The vibrations emanating from the crystalline structure of Turquoise interact with your personal energy in a way that strengthens the ability to Trust.  Trust is having confidence in someone's intentions, and in his ability to carry out those intentions.  It is believing in his motivation and competence, that he will do what he says he is going to do.  Whenever you trust someone, you extend yourself to that person.  This makes you vulnerable in an emotional sense, since you place yourself in a position to be hurt if it turns out that he is not trustworthy.  It takes self-confidence to be comfortable about trusting someone and going out on an emotional limb for him in this way.

Trust has both a doing side and a knowing side.  The doing side is being able to actually place your trust in a person or situation.  The knowing side is recognizing what is trustworthy in life, that is, knowing what you can trust, both in yourself and in others.  These two aspects of trust work together as two sides of the same duality.  This means that as you develop the ability to recognize when someone is trustworthy, you also increase the ability to trust in general.

As you grow and develop your ability to trust, you must learn to use it wisely.  Just because you have a strong ability to trust, does not mean you trust everyone to that extent.  It would be foolish to trust everyone to the limit of your ability to trust.  There is great wisdom in knowing who to trust, and who not to trust in any circumstance.

The ability to trust often seems almost instinctual.  But it is not really instinct.  It is a decision-making process regarding trustworthiness that occurs very rapidly at an almost subconscious level.  If someone is trustworthy, he will always be at least adequately competent to do what you are trusting him to do, and his motivation for doing it will be what he shows it to be.  If either of these things is not true, then he is not trustworthy in that particular area.

Being able to trust means trusting yourself as well as others.  Trusting yourself gives you the ability to make decisions.  If you don't feel you can trust yourself, you will always have difficulty making decisions.
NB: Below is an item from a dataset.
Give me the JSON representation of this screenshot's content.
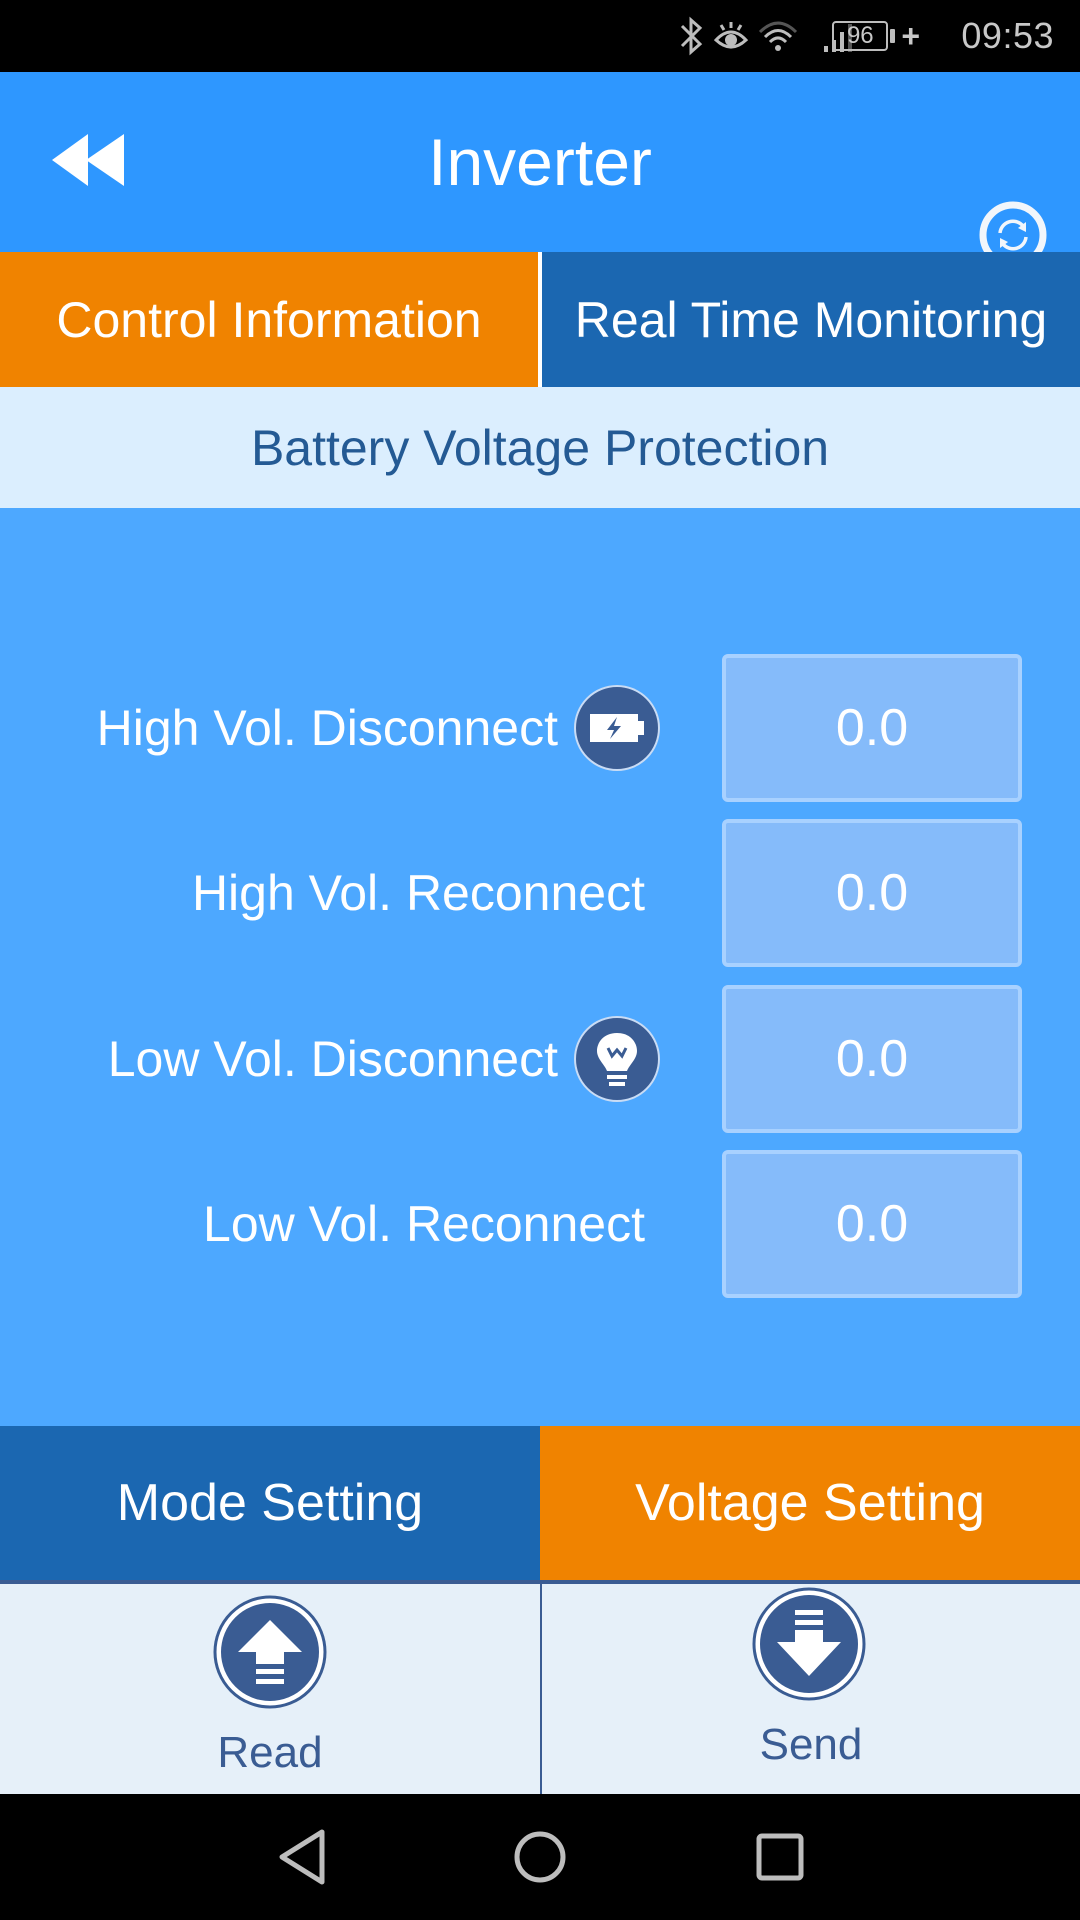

If you are not good at trusting, you tend to be suspicious of people, and you find it difficult to take them at face value.  You have trouble knowing who you can trust because you are not good at estimating a person's integrity, his reliability, or his dedication to what you are trusting him to do.  You also have trouble trusting yourself in these areas, and you tend to be suspicious of your own abilities because you are unsure of them.

Expanding the Ability to Trust
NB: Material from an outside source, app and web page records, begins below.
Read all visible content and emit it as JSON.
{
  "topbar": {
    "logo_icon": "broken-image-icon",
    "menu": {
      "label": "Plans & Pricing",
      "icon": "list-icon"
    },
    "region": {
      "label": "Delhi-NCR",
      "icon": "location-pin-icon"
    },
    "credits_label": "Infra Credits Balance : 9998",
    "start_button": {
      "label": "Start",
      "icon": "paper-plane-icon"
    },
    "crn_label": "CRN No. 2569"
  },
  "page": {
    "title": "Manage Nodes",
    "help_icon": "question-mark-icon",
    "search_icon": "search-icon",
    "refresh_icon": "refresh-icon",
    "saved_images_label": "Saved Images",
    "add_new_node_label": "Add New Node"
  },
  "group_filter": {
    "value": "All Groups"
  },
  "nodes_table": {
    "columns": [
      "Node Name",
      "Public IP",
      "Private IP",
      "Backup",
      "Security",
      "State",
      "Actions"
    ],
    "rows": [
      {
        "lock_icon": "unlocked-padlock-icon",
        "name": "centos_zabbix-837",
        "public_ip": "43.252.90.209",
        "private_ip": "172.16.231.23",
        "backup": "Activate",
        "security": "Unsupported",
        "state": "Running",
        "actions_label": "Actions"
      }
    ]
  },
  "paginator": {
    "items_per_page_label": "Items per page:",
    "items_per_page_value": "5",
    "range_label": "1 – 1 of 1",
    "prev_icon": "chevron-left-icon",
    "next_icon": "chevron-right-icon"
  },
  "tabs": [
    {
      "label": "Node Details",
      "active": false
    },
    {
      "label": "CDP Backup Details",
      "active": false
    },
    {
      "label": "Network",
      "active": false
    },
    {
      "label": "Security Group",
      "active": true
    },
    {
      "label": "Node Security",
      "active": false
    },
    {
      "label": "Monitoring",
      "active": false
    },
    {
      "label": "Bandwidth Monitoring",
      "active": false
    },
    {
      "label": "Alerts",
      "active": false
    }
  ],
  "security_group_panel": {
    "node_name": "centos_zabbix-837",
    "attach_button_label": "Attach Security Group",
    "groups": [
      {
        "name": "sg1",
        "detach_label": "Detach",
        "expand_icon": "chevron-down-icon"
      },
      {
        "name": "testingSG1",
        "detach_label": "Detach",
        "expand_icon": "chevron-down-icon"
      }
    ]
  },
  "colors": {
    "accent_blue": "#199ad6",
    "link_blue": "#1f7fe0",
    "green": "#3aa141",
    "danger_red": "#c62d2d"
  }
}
If you have trouble trusting yourself or others, work at changing your outlook in a couple of areas.  Whenever you set out to do something, consider doing it in the most reliable and dependable way you can.  By consistently operating in this way, you will begin to feel more confident in your ability to do things well, and you will start to trust yourself more.

Another way to develop trust is to practice standing behind your principles, and be strong in supporting what you believe is right.  This will increase your ability to recognize integrity, both in yourself and in others, and become more aware of the fact that you can only trust people to the extent they are incorruptible and refuse to compromise their principles.
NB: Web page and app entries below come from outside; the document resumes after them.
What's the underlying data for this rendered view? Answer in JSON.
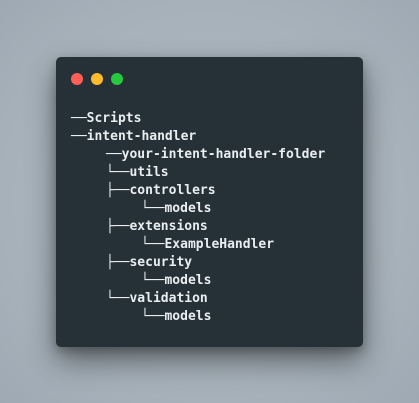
{
  "window": {
    "controls": [
      {
        "name": "close",
        "color": "#ff5f56"
      },
      {
        "name": "minimize",
        "color": "#ffbd2e"
      },
      {
        "name": "zoom",
        "color": "#27c93f"
      }
    ]
  },
  "tree": {
    "lines": [
      "──Scripts",
      "──intent-handler",
      "──your-intent-handler-folder",
      "└──utils",
      "├──controllers",
      "└──models",
      "├──extensions",
      "└──ExampleHandler",
      "├──security",
      "└──models",
      "└──validation",
      "└──models"
    ]
  }
}
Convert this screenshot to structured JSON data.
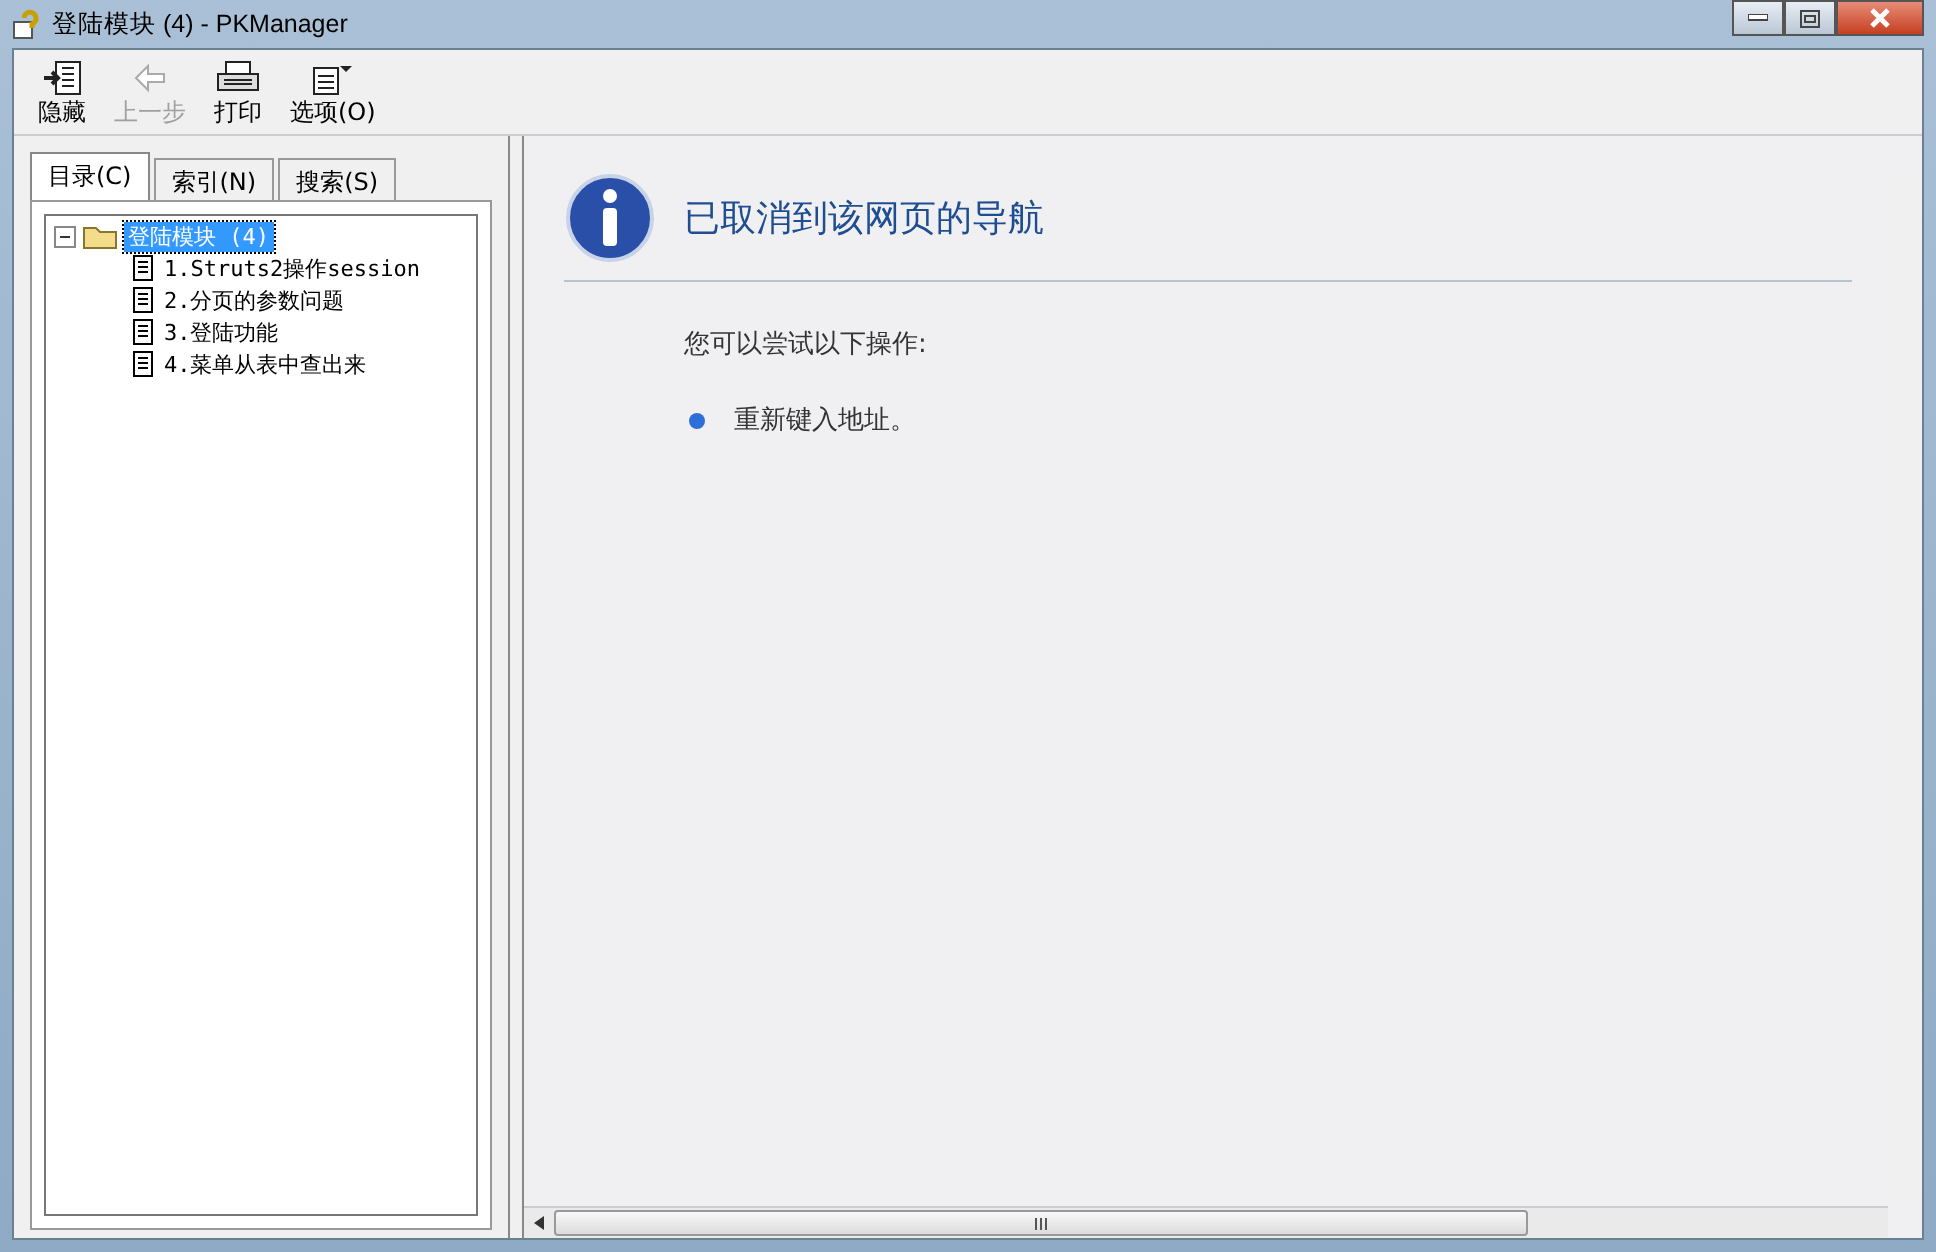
{
  "window": {
    "title": "登陆模块 (4) - PKManager"
  },
  "toolbar": [
    {
      "label": "隐藏",
      "kind": "hide",
      "disabled": false
    },
    {
      "label": "上一步",
      "kind": "back",
      "disabled": true
    },
    {
      "label": "打印",
      "kind": "print",
      "disabled": false
    },
    {
      "label": "选项(O)",
      "kind": "options",
      "disabled": false
    }
  ],
  "tabs": [
    {
      "label": "目录(C)",
      "selected": true
    },
    {
      "label": "索引(N)",
      "selected": false
    },
    {
      "label": "搜索(S)",
      "selected": false
    }
  ],
  "tree": [
    {
      "label": "登陆模块 (4)",
      "expanded": true,
      "selected": true,
      "children": [
        {
          "label": "1.Struts2操作session",
          "selected": false
        },
        {
          "label": "2.分页的参数问题",
          "selected": false
        },
        {
          "label": "3.登陆功能",
          "selected": false
        },
        {
          "label": "4.菜单从表中查出来",
          "selected": false
        }
      ]
    }
  ],
  "content": {
    "heading": "已取消到该网页的导航",
    "intro": "您可以尝试以下操作:",
    "items": [
      "重新键入地址。"
    ]
  }
}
In addition, in deciding when to trust, practice judging how certain you are about a person or situation.  Assess how complete your information is.  This will help you recognize what you know to be true, and what you are only guessing at, and will improve your ability to make sound and informed judgements.  If you become good at judging the likelihood of something being true or real, you will also become better at knowing who to trust, and when.

Bonuses: When you trust someone, you will invariably find that you also like him.  You don't trust people you don't like.  The surprise is that when you trust someone, it follows almost automatically that he also starts to like you better.  From the other person's point of view, you empower him by trusting him.  He knows he can count on you to trust him, and this draws him to you.

By learning to increase your ability to trust, you not only become better at trusting yourself and others, but you also become better at recognizing who and what is trustworthy in life.